Say only how many lines in the entries below contain the word "crystal".

━━ Records

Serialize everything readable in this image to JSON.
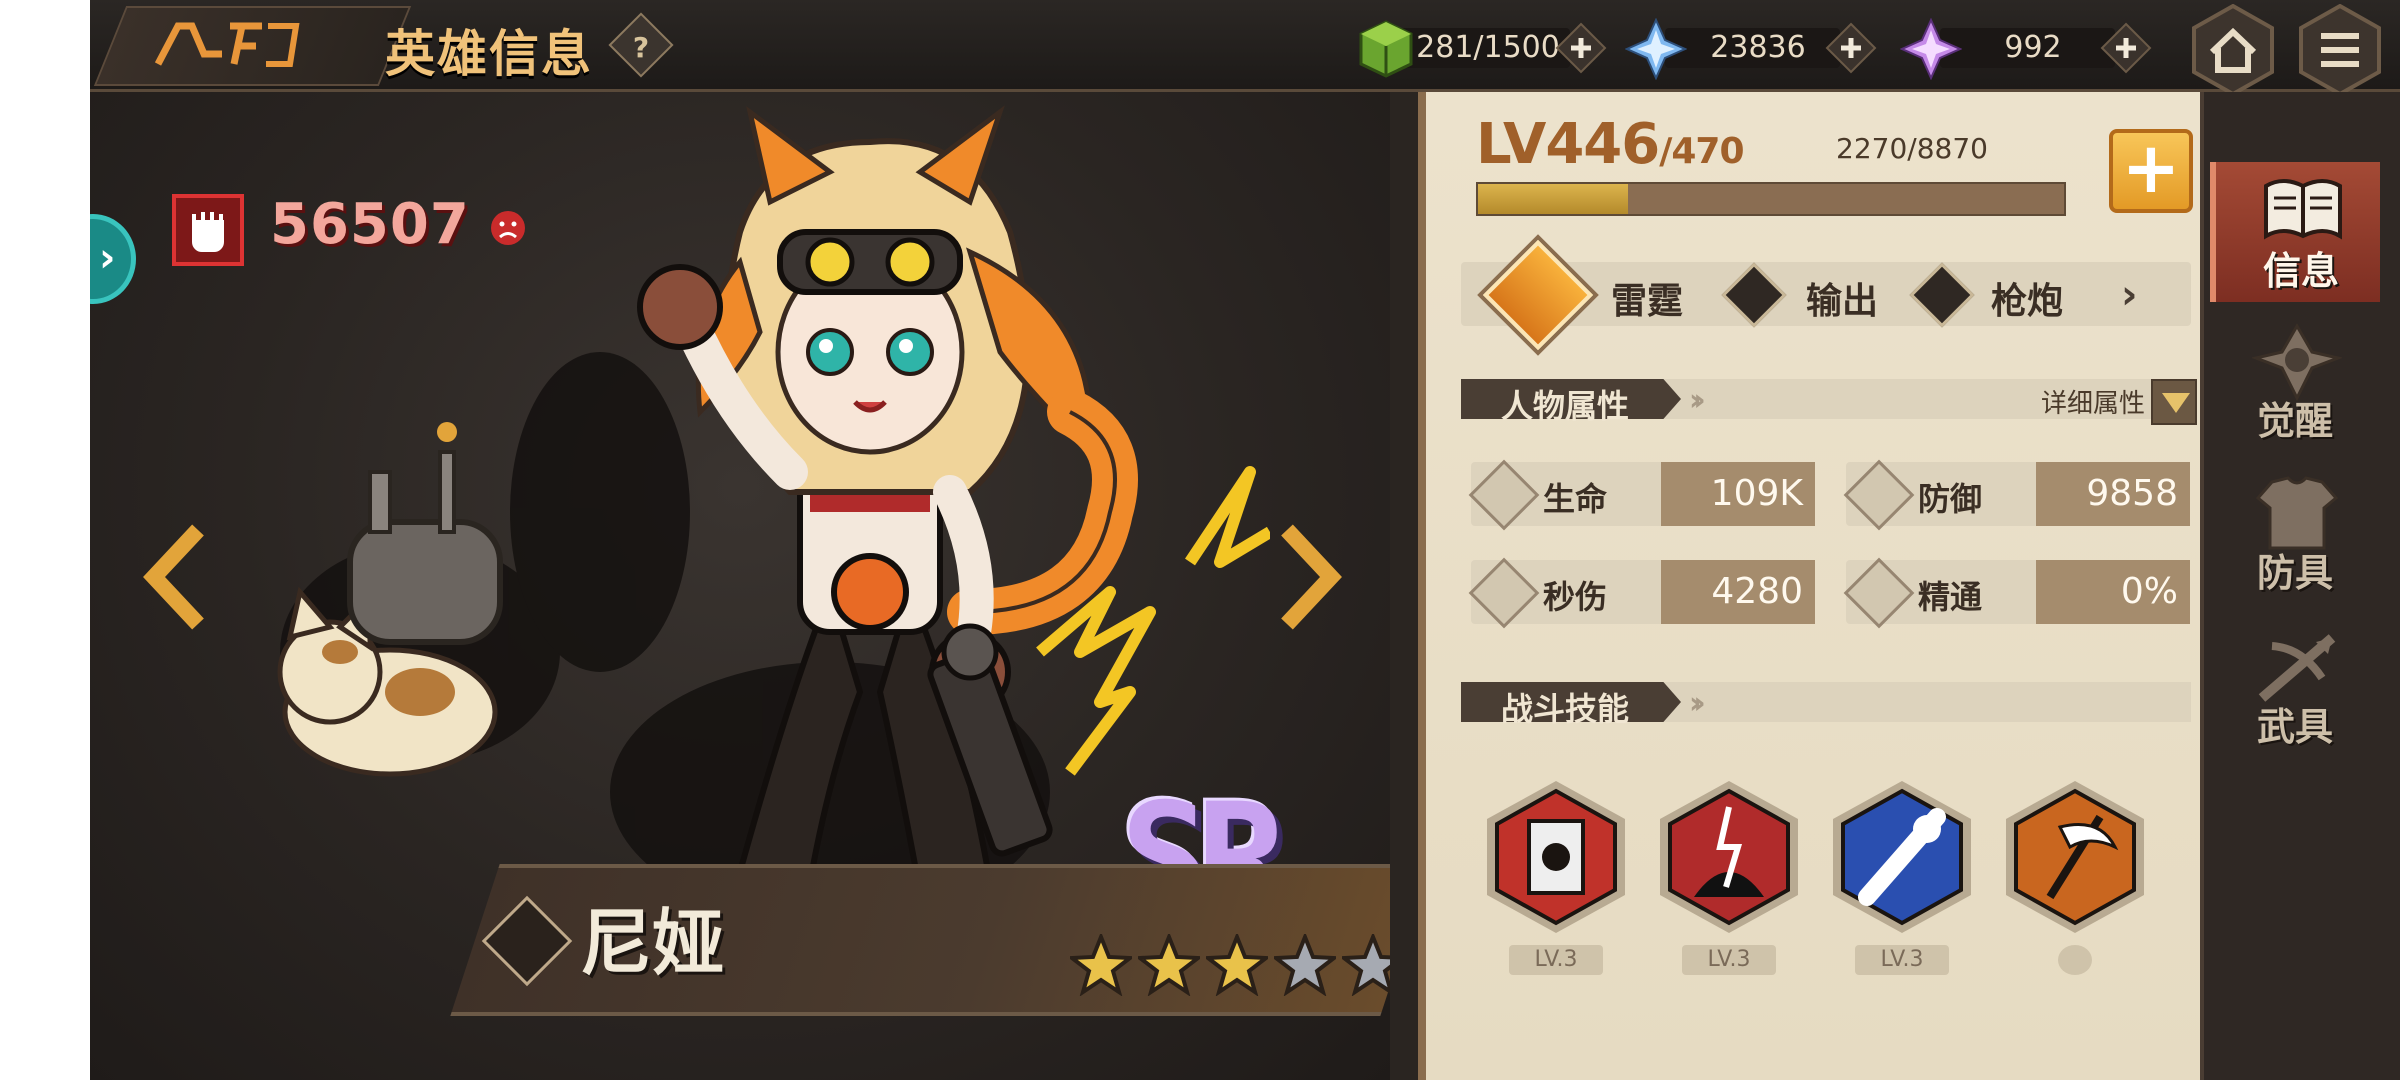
{
  "header": {
    "title": "英雄信息",
    "help_glyph": "?"
  },
  "resources": [
    {
      "name": "stamina",
      "value": "281/1500",
      "icon": "green-cube-icon"
    },
    {
      "name": "crystal",
      "value": "23836",
      "icon": "blue-crystal-icon"
    },
    {
      "name": "gem",
      "value": "992",
      "icon": "pink-crystal-icon"
    }
  ],
  "hero": {
    "power": "56507",
    "name": "尼娅",
    "rarity": "SR",
    "stars_filled": 3,
    "stars_total": 5
  },
  "level": {
    "current": "LV446",
    "max": "/470",
    "exp_text": "2270/8870",
    "exp_fraction": 0.256
  },
  "tags": {
    "element": "雷霆",
    "role": "输出",
    "weapon": "枪炮"
  },
  "attributes": {
    "section_title": "人物属性",
    "detail_label": "详细属性",
    "items": [
      {
        "label": "生命",
        "value": "109K",
        "icon": "heart-icon"
      },
      {
        "label": "防御",
        "value": "9858",
        "icon": "shield-icon"
      },
      {
        "label": "秒伤",
        "value": "4280",
        "icon": "dps-icon"
      },
      {
        "label": "精通",
        "value": "0%",
        "icon": "mastery-icon"
      }
    ]
  },
  "skills": {
    "section_title": "战斗技能",
    "items": [
      {
        "level": "LV.3",
        "icon": "camera-skill-icon"
      },
      {
        "level": "LV.3",
        "icon": "lightning-cat-skill-icon"
      },
      {
        "level": "LV.3",
        "icon": "paw-strike-skill-icon"
      },
      {
        "level": "",
        "icon": "scythe-skill-icon"
      }
    ]
  },
  "side_nav": [
    {
      "label": "信息",
      "icon": "book-icon",
      "active": true
    },
    {
      "label": "觉醒",
      "icon": "crest-icon",
      "active": false
    },
    {
      "label": "防具",
      "icon": "armor-icon",
      "active": false
    },
    {
      "label": "武具",
      "icon": "crossbow-icon",
      "active": false
    }
  ],
  "colors": {
    "accent_gold": "#f0c27a",
    "power_red": "#f3a79c",
    "rarity_purple": "#c8a2f0",
    "panel_paper": "#ece2cc"
  }
}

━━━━

• **Output for this task**: 3